Perhaps there will never be an "end" to feminism. As long as any woman is suffering some form of inequality or injustice in society, she will always be able to frame it as a gender issue, the same way connotations of racism, classism, nationalism, and political ideology will always be labels we smear onto our conflicts to address questions in our society regarding why some of us have more, and others have less.

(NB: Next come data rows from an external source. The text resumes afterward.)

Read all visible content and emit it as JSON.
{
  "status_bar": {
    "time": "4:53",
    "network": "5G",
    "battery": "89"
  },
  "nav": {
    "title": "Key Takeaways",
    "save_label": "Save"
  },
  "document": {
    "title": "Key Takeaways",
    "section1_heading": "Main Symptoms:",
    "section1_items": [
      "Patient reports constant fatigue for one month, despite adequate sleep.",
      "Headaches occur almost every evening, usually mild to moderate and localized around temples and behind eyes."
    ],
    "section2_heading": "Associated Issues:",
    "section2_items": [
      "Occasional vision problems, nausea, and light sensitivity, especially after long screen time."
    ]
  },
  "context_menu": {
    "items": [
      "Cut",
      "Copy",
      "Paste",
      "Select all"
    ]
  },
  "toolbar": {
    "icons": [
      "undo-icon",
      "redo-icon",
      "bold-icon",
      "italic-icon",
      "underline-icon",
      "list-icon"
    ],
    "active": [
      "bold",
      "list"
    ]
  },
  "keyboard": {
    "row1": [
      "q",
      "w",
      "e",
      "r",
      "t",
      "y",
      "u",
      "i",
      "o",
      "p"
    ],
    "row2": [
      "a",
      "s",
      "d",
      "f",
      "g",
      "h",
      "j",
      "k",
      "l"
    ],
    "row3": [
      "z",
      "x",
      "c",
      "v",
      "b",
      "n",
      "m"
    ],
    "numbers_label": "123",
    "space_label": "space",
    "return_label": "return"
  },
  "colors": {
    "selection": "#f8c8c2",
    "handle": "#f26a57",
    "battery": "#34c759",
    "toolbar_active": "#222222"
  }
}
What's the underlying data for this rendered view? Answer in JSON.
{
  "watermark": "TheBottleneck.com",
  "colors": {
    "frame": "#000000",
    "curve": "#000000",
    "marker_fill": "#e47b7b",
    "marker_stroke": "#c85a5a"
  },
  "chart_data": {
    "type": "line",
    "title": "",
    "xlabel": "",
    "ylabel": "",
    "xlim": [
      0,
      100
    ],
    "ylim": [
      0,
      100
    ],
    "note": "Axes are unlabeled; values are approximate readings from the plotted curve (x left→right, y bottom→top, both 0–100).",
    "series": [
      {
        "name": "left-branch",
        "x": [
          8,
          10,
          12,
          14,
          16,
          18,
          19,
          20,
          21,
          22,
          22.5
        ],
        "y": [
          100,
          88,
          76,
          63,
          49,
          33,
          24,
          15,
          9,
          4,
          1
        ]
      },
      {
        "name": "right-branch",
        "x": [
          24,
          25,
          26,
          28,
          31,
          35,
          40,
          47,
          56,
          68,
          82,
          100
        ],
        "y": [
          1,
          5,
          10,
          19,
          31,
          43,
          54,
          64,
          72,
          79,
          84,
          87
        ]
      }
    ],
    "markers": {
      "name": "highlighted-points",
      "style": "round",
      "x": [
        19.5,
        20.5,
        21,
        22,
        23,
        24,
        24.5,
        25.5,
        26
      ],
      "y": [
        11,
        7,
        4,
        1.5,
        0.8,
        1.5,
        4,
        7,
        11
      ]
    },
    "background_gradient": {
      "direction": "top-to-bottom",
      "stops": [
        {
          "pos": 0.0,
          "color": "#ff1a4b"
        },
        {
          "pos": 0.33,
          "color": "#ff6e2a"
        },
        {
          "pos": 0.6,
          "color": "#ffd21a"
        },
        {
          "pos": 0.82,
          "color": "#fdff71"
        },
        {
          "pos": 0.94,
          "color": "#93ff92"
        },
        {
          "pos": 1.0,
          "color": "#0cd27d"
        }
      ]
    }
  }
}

But absolutism in any form bleeds easily into fanaticism, and social activists and media outlets will always be far too eager to simplify our complex issues into black and white camps. The recent Zimmerman trial is a perfect example of this. George Zimmerman was an over-eager idiot, who fancied himself an action hero and ignored multiple instructions by police to stay in his vehicle. Approaching what he suspected to be a trespasser, Zimmerman stalked his target in the darkness, and didn’t identify himself as a neighborhood watchman. Trayvon Martin reacted in the only way he knew how, when being advanced on at night by a perceived threat — he met pending violence with self-defensive violence, and lost his life in the fight. People were far too eager to jump on a bandwagon of racial outrage, because it suited their worldview. But if this story was about two men of the same ethnicity, it barely would have appeared in the papers. Zimmerman was an idiot, not necessarily a racist — and his acquittal does not necessarily speak to racial injustices permeating throughout our society.
Gender roles are constantly being reassessed and discussed in America. Is a long working career a preferred male responsibility? In our overpopulated world, can women live fulfilled and joyful lives eschewing traditional maternal roles? Can stay-at-home fathers be perfect substitutes for a nurturing mother? The more diverse stories we’re exposed to, the more we learn that anything is possible, and nothing is "standard." Individuals should pick the life path that suits them, and the people they want to be with. And as long as they don’t harm anyone else, a society that claims to champion freedom should do nothing other than get out of their way.
That is when we know we’ve achieved the goals of feminism or racial equality, not by eradicating the notion of gender and race — but by accepting any form in which they choose to exist.